I imagined hugs, cocktails, dry clothes and a long sleep – in that exact order and burned onwards. Each mile felt like 10, but I urged my legs to carry on and not give in to the ever tempting urge to walk. I talked to my thighs, my calfs and my tiny feet as though they were separated from my body. I vowed never again to stand in the mirror and curse them for being too big, too pitted or too pasty. These legs, these strong, fantastic legs that were carrying me ever closer to succeeding in the biggest physical challenge I’ve ever set myself. I reminded myself of how lucky I was to have a body this capable and raced on.
Through the sea mist the finish came into view. I’d been running for over 4 hours, far longer than ever before, and now it was nearly over. Victory was about to me mine. I accelerated the last 100 metres, determined to finish strong and stamped down on the timing strip with my Nike’s. Time seemed to suddenly speed up, and normal life whirled around me as I became blissfully lost in my own elation.

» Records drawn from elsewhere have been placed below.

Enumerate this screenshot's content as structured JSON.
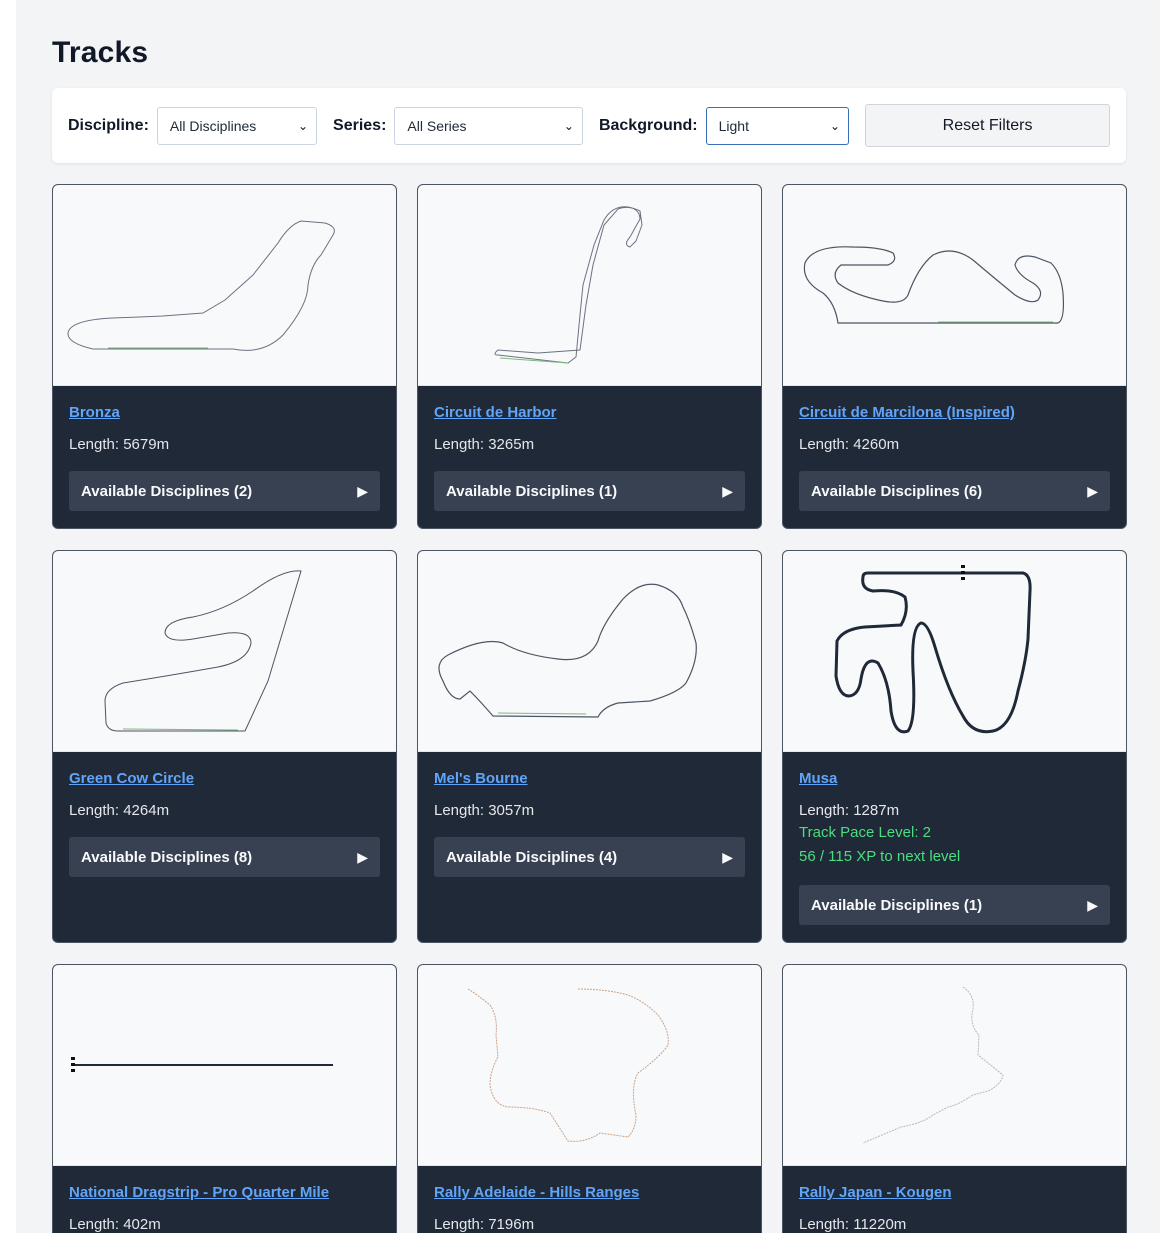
{
  "page": {
    "title": "Tracks"
  },
  "filters": {
    "discipline_label": "Discipline:",
    "discipline_value": "All Disciplines",
    "series_label": "Series:",
    "series_value": "All Series",
    "background_label": "Background:",
    "background_value": "Light",
    "reset_label": "Reset Filters"
  },
  "tracks": [
    {
      "name": "Bronza",
      "length": "Length: 5679m",
      "disciplines": "Available Disciplines (2)"
    },
    {
      "name": "Circuit de Harbor",
      "length": "Length: 3265m",
      "disciplines": "Available Disciplines (1)"
    },
    {
      "name": "Circuit de Marcilona (Inspired)",
      "length": "Length: 4260m",
      "disciplines": "Available Disciplines (6)"
    },
    {
      "name": "Green Cow Circle",
      "length": "Length: 4264m",
      "disciplines": "Available Disciplines (8)"
    },
    {
      "name": "Mel's Bourne",
      "length": "Length: 3057m",
      "disciplines": "Available Disciplines (4)"
    },
    {
      "name": "Musa",
      "length": "Length: 1287m",
      "pace_level": "Track Pace Level: 2",
      "xp": "56 / 115 XP to next level",
      "disciplines": "Available Disciplines (1)"
    },
    {
      "name": "National Dragstrip - Pro Quarter Mile",
      "length": "Length: 402m"
    },
    {
      "name": "Rally Adelaide - Hills Ranges",
      "length": "Length: 7196m"
    },
    {
      "name": "Rally Japan - Kougen",
      "length": "Length: 11220m"
    }
  ],
  "icons": {
    "select_chevron": "chevron-down-icon",
    "expand": "play-triangle-icon"
  },
  "colors": {
    "link": "#60a5fa",
    "pace": "#4ade80",
    "card_bg": "#1f2937",
    "button_bg": "#374151"
  }
}
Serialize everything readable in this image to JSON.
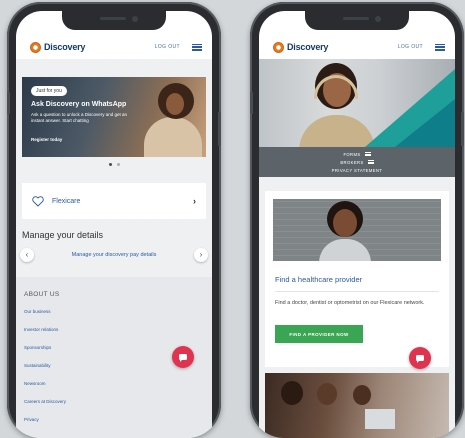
{
  "left_phone": {
    "header": {
      "brand": "Discovery",
      "logout_label": "LOG OUT"
    },
    "banner": {
      "tag": "Just for you",
      "title": "Ask Discovery on WhatsApp",
      "text": "Ask a question to unlock a Discovery and get an instant answer. Start chatting",
      "link": "Register today"
    },
    "carousel": {
      "page_count": 2,
      "active_index": 0
    },
    "flexicare": {
      "label": "Flexicare",
      "chevron": "›"
    },
    "manage": {
      "title": "Manage your details",
      "link": "Manage your discovery pay details",
      "prev": "‹",
      "next": "›"
    },
    "footer": {
      "title": "ABOUT US",
      "links": [
        "Our business",
        "Investor relations",
        "Sponsorships",
        "Sustainability",
        "Newsroom",
        "Careers at Discovery",
        "Privacy"
      ]
    }
  },
  "right_phone": {
    "header": {
      "brand": "Discovery",
      "logout_label": "LOG OUT"
    },
    "menu": {
      "items": [
        "FORMS",
        "BROKERS",
        "PRIVACY STATEMENT"
      ]
    },
    "card": {
      "title": "Find a healthcare provider",
      "text": "Find a doctor, dentist or optometrist on our Flexicare network.",
      "button": "FIND A PROVIDER NOW"
    }
  },
  "colors": {
    "brand_blue": "#2c5aa0",
    "chat_red": "#e0334f",
    "cta_green": "#3aa552",
    "accent_teal": "#1f9f9a"
  }
}
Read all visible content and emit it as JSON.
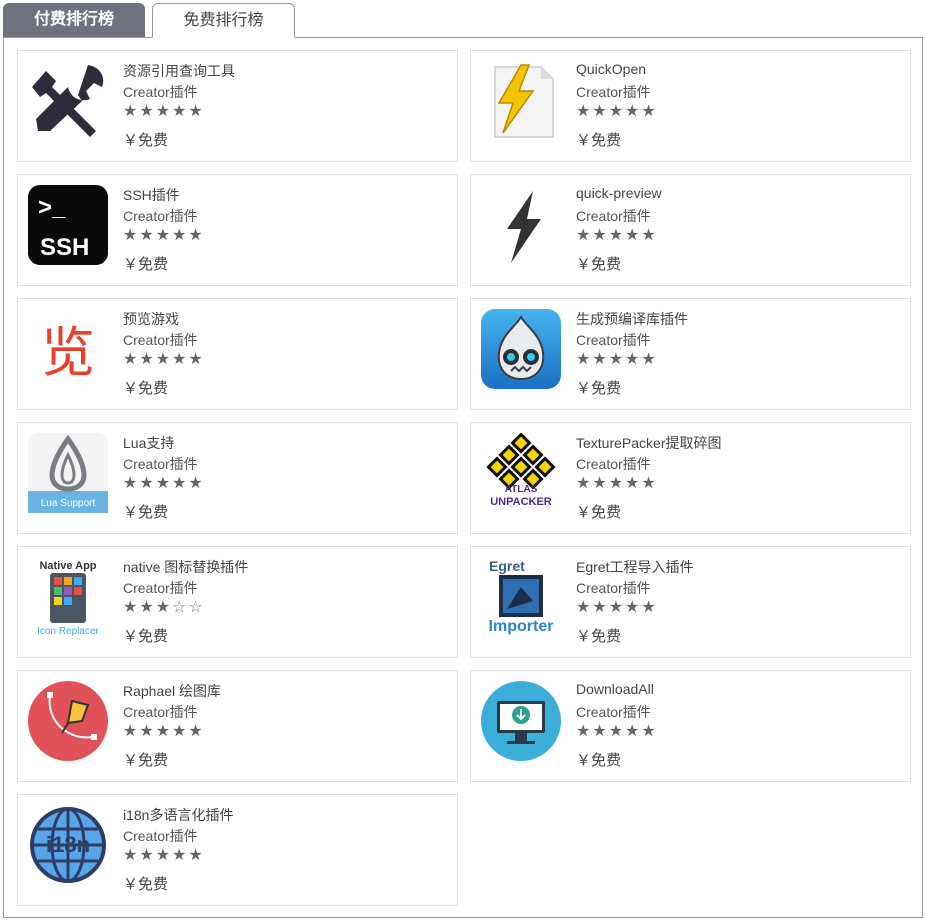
{
  "tabs": {
    "paid": "付费排行榜",
    "free": "免费排行榜"
  },
  "items": [
    {
      "title": "资源引用查询工具",
      "type": "Creator插件",
      "rating": 5,
      "price": "￥免费",
      "icon": "tools-icon"
    },
    {
      "title": "QuickOpen",
      "type": "Creator插件",
      "rating": 5,
      "price": "￥免费",
      "icon": "lightning-document-icon"
    },
    {
      "title": "SSH插件",
      "type": "Creator插件",
      "rating": 5,
      "price": "￥免费",
      "icon": "ssh-terminal-icon",
      "icon_text": ">_",
      "icon_text2": "SSH"
    },
    {
      "title": "quick-preview",
      "type": "Creator插件",
      "rating": 5,
      "price": "￥免费",
      "icon": "lightning-bolt-icon"
    },
    {
      "title": "预览游戏",
      "type": "Creator插件",
      "rating": 5,
      "price": "￥免费",
      "icon": "preview-glyph-icon",
      "icon_text": "览"
    },
    {
      "title": "生成预编译库插件",
      "type": "Creator插件",
      "rating": 5,
      "price": "￥免费",
      "icon": "cocos-mascot-icon"
    },
    {
      "title": "Lua支持",
      "type": "Creator插件",
      "rating": 5,
      "price": "￥免费",
      "icon": "lua-support-icon",
      "icon_text": "Lua Support"
    },
    {
      "title": "TexturePacker提取碎图",
      "type": "Creator插件",
      "rating": 5,
      "price": "￥免费",
      "icon": "atlas-unpacker-icon",
      "icon_text": "ATLAS",
      "icon_text2": "UNPACKER"
    },
    {
      "title": "native 图标替换插件",
      "type": "Creator插件",
      "rating": 3,
      "price": "￥免费",
      "icon": "native-app-icon-replacer-icon",
      "icon_text": "Native App",
      "icon_text2": "Icon Replacer"
    },
    {
      "title": "Egret工程导入插件",
      "type": "Creator插件",
      "rating": 5,
      "price": "￥免费",
      "icon": "egret-importer-icon",
      "icon_text": "Egret",
      "icon_text2": "Importer"
    },
    {
      "title": "Raphael 绘图库",
      "type": "Creator插件",
      "rating": 5,
      "price": "￥免费",
      "icon": "pen-bezier-icon"
    },
    {
      "title": "DownloadAll",
      "type": "Creator插件",
      "rating": 5,
      "price": "￥免费",
      "icon": "monitor-download-icon"
    },
    {
      "title": "i18n多语言化插件",
      "type": "Creator插件",
      "rating": 5,
      "price": "￥免费",
      "icon": "globe-i18n-icon",
      "icon_text": "i18n"
    }
  ]
}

I saw myself throw arms into the air, catch my face in hands with utter disbelief then revel in that few precious moments that no one can ever take away – the feeling of succeeding at something so physically challenging that there was a time it seemed impossible and out of reach – a high beyond any other.
As a foil blanket, Tiffany medal, pineapple juice and a bottle of quenching water were thrust into my tired, elated and thirsty hands I looked down and gave myself a deserved look of respect. I had never felt more myself than in those golden seconds of glee. You go body. I run to be.
- Our UK team met at a 24 hour diner where we wolfed down the breakfast of champions – porridge, dried fruit and honey, a bran muffin and natural yoghurt with fresh strawberries topped off with coffee to flush it all through and a litre of water.
- During the race I ate two bags of Jelly Belly Sports Beans to sustain energy levels and keep sugars and carb levels up.
- Coconut Water pre race for hydration and electrolytes
- Water, at the water stations dotted along the course
- Radioactive looking Gatorade
- Post race – a bottle of water and a fresh pineapple juice, followed by two hot chocolates with a giant heap of sugar. Oh and a couple of hours later copious amounts of Champagne.
- A few blisters and a slightly bruised toenail were the only sign that my feet had clocked up 26.2 miles
- After a cold bath to speed up muscle repair my quads were still exceedingly tight. Lactic acid and general overuse meant walking down stairs, sitting down caused considerable pain
- Unexpectedly it was my sports bra that inflicted the worst injury. Along the lining under my arms, skin had been rubbed raw leaving painful scabs that I’m still waiting to heel. All in all, a small price to pay.